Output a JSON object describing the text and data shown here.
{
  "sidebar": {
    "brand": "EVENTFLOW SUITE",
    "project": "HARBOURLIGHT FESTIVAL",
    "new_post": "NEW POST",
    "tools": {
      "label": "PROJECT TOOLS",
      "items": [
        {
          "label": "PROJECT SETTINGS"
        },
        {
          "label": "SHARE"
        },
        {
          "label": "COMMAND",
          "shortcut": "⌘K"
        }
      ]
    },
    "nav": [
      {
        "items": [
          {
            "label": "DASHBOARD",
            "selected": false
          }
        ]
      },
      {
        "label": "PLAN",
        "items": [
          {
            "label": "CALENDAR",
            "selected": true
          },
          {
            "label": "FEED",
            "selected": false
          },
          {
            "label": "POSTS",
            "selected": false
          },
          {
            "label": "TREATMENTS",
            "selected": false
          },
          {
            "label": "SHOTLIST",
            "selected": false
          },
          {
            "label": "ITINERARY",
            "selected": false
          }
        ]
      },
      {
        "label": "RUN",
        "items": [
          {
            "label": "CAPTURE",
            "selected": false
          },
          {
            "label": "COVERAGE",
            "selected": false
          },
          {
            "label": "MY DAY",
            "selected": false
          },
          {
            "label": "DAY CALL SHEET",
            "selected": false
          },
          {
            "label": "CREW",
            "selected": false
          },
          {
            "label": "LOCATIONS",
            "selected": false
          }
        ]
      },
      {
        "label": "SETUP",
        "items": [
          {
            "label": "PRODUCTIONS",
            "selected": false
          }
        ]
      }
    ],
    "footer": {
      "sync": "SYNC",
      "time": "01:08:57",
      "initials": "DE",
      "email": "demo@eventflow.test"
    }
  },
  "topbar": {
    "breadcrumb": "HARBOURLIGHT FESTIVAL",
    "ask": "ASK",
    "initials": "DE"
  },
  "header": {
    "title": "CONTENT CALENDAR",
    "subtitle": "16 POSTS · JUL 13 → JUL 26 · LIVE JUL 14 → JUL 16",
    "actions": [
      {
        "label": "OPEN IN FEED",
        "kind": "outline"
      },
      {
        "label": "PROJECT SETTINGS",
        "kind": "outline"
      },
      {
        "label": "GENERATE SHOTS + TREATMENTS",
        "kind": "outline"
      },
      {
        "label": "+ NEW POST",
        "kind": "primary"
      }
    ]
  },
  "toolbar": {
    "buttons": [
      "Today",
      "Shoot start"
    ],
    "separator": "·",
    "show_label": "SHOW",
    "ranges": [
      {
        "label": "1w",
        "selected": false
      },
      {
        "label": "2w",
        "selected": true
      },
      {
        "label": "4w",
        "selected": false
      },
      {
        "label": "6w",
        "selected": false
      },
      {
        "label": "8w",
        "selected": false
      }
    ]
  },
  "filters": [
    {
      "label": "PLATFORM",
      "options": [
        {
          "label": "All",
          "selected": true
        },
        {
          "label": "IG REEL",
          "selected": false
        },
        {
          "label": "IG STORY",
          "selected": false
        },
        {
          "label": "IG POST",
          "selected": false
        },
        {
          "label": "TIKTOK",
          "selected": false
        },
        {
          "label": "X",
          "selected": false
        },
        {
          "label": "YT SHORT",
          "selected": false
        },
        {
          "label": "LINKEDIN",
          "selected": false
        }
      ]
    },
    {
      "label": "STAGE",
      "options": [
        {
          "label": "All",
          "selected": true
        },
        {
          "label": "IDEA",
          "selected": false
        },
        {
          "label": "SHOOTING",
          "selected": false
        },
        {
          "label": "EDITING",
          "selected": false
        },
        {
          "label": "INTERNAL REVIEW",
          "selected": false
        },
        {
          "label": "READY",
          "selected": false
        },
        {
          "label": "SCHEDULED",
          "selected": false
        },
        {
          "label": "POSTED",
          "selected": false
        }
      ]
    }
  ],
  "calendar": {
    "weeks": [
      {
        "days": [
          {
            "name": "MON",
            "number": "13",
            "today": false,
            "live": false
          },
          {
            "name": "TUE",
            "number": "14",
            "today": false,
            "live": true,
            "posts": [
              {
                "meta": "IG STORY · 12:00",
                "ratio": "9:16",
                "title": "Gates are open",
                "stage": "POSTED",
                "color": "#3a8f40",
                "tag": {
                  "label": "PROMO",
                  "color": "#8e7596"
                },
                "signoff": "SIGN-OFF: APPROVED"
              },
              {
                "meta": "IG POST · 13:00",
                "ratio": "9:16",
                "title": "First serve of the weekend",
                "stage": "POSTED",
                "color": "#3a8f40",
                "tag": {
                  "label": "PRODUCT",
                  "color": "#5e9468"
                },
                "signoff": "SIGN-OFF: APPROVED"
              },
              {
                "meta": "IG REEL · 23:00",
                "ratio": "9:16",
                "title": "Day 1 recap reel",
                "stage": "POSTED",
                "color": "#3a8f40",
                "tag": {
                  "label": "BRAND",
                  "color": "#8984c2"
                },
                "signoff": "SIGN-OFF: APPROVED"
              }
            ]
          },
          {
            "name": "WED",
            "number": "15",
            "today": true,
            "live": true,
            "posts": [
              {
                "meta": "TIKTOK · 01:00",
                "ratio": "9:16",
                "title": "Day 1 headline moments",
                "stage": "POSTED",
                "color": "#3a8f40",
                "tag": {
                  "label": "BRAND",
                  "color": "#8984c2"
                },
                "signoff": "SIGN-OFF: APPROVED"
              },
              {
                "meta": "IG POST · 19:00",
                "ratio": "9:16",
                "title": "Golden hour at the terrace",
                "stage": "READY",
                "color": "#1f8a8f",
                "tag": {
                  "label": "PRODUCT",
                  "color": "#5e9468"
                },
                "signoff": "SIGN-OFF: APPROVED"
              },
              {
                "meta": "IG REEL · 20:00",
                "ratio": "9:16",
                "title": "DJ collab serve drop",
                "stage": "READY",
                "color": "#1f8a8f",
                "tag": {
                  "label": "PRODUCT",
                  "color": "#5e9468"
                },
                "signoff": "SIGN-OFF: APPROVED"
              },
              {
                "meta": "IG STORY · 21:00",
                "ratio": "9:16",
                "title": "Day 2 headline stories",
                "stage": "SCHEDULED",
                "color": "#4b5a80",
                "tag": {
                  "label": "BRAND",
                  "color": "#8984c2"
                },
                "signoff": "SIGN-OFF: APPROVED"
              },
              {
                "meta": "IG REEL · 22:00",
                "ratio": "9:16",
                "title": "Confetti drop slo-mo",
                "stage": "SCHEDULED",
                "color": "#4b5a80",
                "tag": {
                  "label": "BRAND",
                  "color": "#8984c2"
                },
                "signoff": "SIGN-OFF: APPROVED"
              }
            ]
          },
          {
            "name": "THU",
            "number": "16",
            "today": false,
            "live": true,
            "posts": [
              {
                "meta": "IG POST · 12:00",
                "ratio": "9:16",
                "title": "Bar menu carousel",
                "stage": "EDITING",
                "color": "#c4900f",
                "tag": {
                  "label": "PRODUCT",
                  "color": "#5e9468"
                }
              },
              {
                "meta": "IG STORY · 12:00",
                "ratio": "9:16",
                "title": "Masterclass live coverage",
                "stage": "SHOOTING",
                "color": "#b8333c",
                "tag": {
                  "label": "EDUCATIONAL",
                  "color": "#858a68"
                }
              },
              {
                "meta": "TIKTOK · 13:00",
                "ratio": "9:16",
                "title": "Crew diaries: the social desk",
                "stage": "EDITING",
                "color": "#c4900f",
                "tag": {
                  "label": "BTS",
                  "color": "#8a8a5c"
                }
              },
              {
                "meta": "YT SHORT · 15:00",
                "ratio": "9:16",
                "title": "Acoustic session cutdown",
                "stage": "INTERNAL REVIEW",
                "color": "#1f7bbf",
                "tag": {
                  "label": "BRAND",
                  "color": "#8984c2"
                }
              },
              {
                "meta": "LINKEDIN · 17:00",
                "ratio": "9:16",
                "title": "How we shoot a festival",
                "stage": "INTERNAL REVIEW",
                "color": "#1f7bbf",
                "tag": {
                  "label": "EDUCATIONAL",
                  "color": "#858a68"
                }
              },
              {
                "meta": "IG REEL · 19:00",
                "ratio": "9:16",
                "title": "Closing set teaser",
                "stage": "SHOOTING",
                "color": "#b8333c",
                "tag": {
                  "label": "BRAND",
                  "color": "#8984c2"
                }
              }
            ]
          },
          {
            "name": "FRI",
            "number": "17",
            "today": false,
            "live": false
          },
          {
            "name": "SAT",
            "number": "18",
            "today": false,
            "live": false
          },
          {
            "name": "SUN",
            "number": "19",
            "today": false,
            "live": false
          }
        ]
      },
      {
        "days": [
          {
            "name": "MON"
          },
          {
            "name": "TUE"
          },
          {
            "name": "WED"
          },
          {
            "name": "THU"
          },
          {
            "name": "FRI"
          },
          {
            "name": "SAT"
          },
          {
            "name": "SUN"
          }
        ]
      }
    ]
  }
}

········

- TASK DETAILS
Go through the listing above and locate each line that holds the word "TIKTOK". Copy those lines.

- TASK ANSWER
          "label": "TIKTOK",
                "meta": "TIKTOK · 01:00",
                "meta": "TIKTOK · 13:00",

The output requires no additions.